> [EXERCISE PROMPT]: Scan the records for "stage". Report each line that includes it.

> [Component data from apps and pages]:
=== Begin Enclosure ===
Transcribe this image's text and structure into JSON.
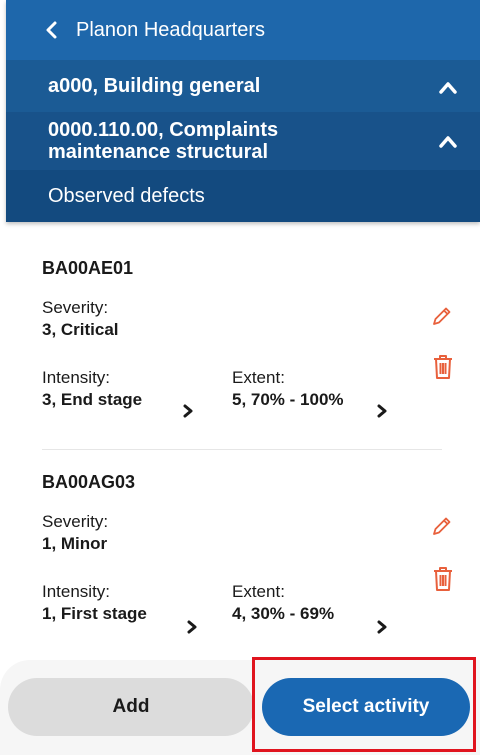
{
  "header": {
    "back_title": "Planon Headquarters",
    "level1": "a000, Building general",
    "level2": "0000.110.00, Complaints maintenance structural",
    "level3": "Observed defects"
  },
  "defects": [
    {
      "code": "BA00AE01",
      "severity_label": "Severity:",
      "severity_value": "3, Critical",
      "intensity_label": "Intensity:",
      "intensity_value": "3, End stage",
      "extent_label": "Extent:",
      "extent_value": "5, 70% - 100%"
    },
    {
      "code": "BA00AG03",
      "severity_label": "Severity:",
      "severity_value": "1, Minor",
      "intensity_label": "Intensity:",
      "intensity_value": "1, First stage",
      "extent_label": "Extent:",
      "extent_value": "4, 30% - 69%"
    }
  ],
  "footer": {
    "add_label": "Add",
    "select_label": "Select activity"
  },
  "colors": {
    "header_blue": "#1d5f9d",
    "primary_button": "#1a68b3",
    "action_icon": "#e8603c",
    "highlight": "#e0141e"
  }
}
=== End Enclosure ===
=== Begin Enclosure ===
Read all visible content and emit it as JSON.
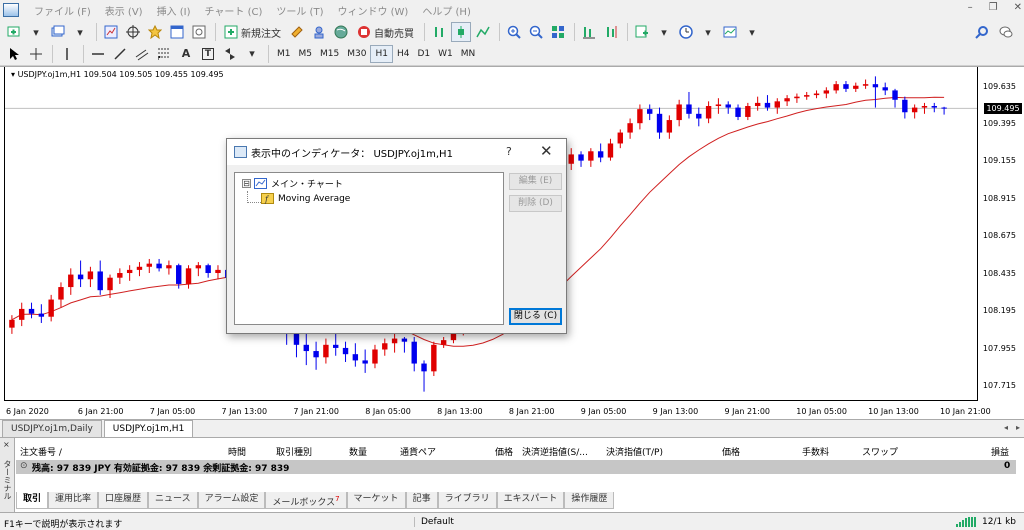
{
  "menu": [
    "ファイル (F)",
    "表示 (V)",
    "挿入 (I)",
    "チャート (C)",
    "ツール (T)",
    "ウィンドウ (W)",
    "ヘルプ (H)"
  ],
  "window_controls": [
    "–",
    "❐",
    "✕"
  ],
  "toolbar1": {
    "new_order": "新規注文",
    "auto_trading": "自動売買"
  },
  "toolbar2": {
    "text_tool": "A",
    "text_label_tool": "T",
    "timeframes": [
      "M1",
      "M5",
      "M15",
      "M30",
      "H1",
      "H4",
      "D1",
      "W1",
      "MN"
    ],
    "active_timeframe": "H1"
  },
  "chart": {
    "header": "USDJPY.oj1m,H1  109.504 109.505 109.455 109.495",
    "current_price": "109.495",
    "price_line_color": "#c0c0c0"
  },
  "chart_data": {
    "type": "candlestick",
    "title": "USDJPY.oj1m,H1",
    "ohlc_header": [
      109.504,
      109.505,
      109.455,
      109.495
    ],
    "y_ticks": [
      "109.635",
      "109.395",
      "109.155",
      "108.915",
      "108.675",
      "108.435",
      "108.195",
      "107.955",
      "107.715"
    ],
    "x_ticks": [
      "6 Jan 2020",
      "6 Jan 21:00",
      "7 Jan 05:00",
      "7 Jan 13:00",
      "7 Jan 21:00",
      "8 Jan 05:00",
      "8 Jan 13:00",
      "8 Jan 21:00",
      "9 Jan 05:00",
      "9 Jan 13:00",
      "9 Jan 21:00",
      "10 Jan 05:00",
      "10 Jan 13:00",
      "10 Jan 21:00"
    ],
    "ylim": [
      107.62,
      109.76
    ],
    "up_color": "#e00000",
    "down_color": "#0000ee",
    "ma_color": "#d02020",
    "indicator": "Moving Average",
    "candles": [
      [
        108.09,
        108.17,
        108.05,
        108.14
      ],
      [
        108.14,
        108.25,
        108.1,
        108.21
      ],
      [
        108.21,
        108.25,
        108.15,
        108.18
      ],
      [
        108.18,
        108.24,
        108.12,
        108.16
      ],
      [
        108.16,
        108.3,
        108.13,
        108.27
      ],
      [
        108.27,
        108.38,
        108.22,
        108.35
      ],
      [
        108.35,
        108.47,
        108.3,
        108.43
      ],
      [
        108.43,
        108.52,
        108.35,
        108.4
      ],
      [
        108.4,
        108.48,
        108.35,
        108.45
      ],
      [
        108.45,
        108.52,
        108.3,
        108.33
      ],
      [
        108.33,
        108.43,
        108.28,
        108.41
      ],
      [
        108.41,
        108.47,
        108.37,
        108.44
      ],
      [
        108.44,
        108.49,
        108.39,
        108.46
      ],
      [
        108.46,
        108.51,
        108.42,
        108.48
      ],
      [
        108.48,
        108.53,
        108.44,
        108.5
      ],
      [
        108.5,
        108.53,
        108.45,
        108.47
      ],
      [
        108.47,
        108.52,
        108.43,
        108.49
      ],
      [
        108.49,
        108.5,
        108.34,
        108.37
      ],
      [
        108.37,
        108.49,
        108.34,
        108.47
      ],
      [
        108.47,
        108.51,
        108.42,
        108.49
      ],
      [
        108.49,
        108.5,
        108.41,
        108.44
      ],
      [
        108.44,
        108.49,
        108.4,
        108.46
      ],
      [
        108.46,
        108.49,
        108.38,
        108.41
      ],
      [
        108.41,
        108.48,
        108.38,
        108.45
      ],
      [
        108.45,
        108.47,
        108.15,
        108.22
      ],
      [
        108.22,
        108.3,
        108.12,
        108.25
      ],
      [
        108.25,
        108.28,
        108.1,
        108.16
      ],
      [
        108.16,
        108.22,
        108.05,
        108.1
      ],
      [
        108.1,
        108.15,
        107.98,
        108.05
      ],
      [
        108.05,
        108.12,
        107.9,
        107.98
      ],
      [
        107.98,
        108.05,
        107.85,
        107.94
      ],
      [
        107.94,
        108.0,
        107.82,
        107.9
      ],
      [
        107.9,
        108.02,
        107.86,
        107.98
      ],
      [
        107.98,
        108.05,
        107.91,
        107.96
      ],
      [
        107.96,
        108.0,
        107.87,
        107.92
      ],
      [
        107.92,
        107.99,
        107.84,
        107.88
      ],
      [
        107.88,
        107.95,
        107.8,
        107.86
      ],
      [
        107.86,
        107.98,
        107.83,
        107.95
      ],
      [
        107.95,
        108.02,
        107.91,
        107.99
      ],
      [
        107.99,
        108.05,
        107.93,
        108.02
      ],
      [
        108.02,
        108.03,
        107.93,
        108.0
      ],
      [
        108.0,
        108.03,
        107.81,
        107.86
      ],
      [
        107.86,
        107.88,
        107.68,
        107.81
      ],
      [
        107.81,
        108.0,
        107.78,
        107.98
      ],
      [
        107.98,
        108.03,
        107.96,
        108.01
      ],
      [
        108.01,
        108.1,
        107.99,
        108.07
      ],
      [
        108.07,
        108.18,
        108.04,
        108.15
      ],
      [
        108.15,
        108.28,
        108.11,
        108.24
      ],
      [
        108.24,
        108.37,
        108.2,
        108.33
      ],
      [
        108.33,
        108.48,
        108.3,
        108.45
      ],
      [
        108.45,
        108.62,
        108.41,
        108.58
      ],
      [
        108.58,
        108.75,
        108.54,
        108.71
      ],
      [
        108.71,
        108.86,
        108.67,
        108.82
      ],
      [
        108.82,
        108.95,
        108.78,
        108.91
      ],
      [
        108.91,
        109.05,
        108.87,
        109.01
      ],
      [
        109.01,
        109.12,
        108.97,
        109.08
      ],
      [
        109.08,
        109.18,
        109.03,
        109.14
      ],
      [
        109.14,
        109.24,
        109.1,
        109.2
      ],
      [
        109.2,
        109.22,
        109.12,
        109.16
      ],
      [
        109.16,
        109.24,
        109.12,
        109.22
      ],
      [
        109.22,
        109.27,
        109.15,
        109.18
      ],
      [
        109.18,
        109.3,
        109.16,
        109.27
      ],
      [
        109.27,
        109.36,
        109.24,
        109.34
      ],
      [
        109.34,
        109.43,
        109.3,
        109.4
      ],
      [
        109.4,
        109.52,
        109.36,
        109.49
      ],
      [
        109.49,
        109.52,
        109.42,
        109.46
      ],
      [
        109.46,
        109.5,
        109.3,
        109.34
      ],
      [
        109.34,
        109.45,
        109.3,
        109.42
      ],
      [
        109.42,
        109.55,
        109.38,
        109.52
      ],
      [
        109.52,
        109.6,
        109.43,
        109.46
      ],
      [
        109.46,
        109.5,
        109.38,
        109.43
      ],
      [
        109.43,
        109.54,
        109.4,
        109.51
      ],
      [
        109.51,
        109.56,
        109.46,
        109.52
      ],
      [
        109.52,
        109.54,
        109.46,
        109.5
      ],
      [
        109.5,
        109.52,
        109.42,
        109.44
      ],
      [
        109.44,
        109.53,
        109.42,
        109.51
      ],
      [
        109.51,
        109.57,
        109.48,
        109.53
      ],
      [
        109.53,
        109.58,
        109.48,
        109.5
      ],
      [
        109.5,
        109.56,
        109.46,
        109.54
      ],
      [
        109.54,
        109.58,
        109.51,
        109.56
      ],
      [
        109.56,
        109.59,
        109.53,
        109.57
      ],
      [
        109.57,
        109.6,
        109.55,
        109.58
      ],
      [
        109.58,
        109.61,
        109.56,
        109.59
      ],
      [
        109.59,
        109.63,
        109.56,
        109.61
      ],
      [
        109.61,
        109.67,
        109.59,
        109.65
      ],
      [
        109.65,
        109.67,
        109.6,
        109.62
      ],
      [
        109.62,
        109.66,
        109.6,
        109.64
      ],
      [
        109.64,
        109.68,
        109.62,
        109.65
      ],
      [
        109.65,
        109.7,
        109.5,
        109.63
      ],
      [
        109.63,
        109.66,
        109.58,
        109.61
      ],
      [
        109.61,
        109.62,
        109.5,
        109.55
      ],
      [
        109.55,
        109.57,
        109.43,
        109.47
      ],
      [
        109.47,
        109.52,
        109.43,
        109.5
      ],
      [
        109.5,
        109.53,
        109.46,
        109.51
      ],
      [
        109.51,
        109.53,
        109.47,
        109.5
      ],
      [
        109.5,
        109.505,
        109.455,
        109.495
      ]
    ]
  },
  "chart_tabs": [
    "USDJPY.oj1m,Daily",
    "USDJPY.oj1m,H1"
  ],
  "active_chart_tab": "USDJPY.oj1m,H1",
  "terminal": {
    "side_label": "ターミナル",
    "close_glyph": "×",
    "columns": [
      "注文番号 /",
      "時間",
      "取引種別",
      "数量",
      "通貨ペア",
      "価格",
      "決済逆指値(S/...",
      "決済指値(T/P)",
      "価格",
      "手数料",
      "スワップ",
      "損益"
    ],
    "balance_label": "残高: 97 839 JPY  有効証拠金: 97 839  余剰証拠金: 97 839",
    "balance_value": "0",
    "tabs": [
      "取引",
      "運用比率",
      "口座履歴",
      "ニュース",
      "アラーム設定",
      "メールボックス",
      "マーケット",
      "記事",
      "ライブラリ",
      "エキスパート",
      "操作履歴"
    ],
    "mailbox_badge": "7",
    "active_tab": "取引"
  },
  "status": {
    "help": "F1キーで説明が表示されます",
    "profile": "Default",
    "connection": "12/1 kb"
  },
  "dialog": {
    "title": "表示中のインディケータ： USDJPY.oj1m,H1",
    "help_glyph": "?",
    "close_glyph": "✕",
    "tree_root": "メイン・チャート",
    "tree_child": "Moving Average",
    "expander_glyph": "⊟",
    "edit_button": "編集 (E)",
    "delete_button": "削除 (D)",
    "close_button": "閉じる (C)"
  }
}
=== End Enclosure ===
> [SOLUTION FOR THIS TASK]:
      "intensity_value": "3, End stage",
      "intensity_value": "1, First stage",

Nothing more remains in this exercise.